> [Task prompt] All of the data below should be copied exactly as it stands.
[[ Given data, beginning ]]
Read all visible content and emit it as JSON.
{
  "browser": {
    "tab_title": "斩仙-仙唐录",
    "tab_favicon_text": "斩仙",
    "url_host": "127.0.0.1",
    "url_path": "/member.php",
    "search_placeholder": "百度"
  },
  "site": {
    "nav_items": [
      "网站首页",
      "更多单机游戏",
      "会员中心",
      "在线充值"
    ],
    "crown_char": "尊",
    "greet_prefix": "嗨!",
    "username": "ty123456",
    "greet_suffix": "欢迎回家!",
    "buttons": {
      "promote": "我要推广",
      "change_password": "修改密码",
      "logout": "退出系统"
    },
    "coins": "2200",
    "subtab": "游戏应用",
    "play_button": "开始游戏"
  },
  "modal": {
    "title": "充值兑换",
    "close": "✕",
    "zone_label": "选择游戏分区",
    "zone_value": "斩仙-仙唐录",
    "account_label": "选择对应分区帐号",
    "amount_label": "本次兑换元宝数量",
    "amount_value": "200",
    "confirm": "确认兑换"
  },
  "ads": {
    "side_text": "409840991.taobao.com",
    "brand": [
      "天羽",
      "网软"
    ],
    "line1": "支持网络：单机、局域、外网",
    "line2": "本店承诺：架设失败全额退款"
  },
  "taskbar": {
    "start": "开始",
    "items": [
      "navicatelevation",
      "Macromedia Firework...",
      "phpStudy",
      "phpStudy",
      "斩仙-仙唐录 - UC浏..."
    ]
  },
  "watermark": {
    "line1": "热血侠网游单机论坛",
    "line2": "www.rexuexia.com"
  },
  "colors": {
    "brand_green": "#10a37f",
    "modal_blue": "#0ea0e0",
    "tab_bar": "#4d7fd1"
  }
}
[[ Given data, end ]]
> [Reply]
Read all visible content and emit it as JSON.
{
  "browser": {
    "tab_title": "斩仙-仙唐录",
    "tab_favicon_text": "斩仙",
    "url_host": "127.0.0.1",
    "url_path": "/member.php",
    "search_placeholder": "百度"
  },
  "site": {
    "nav_items": [
      "网站首页",
      "更多单机游戏",
      "会员中心",
      "在线充值"
    ],
    "crown_char": "尊",
    "greet_prefix": "嗨!",
    "username": "ty123456",
    "greet_suffix": "欢迎回家!",
    "buttons": {
      "promote": "我要推广",
      "change_password": "修改密码",
      "logout": "退出系统"
    },
    "coins": "2200",
    "subtab": "游戏应用",
    "play_button": "开始游戏"
  },
  "modal": {
    "title": "充值兑换",
    "close": "✕",
    "zone_label": "选择游戏分区",
    "zone_value": "斩仙-仙唐录",
    "account_label": "选择对应分区帐号",
    "amount_label": "本次兑换元宝数量",
    "amount_value": "200",
    "confirm": "确认兑换"
  },
  "ads": {
    "side_text": "409840991.taobao.com",
    "brand": [
      "天羽",
      "网软"
    ],
    "line1": "支持网络：单机、局域、外网",
    "line2": "本店承诺：架设失败全额退款"
  },
  "taskbar": {
    "start": "开始",
    "items": [
      "navicatelevation",
      "Macromedia Firework...",
      "phpStudy",
      "phpStudy",
      "斩仙-仙唐录 - UC浏..."
    ]
  },
  "watermark": {
    "line1": "热血侠网游单机论坛",
    "line2": "www.rexuexia.com"
  },
  "colors": {
    "brand_green": "#10a37f",
    "modal_blue": "#0ea0e0",
    "tab_bar": "#4d7fd1"
  }
}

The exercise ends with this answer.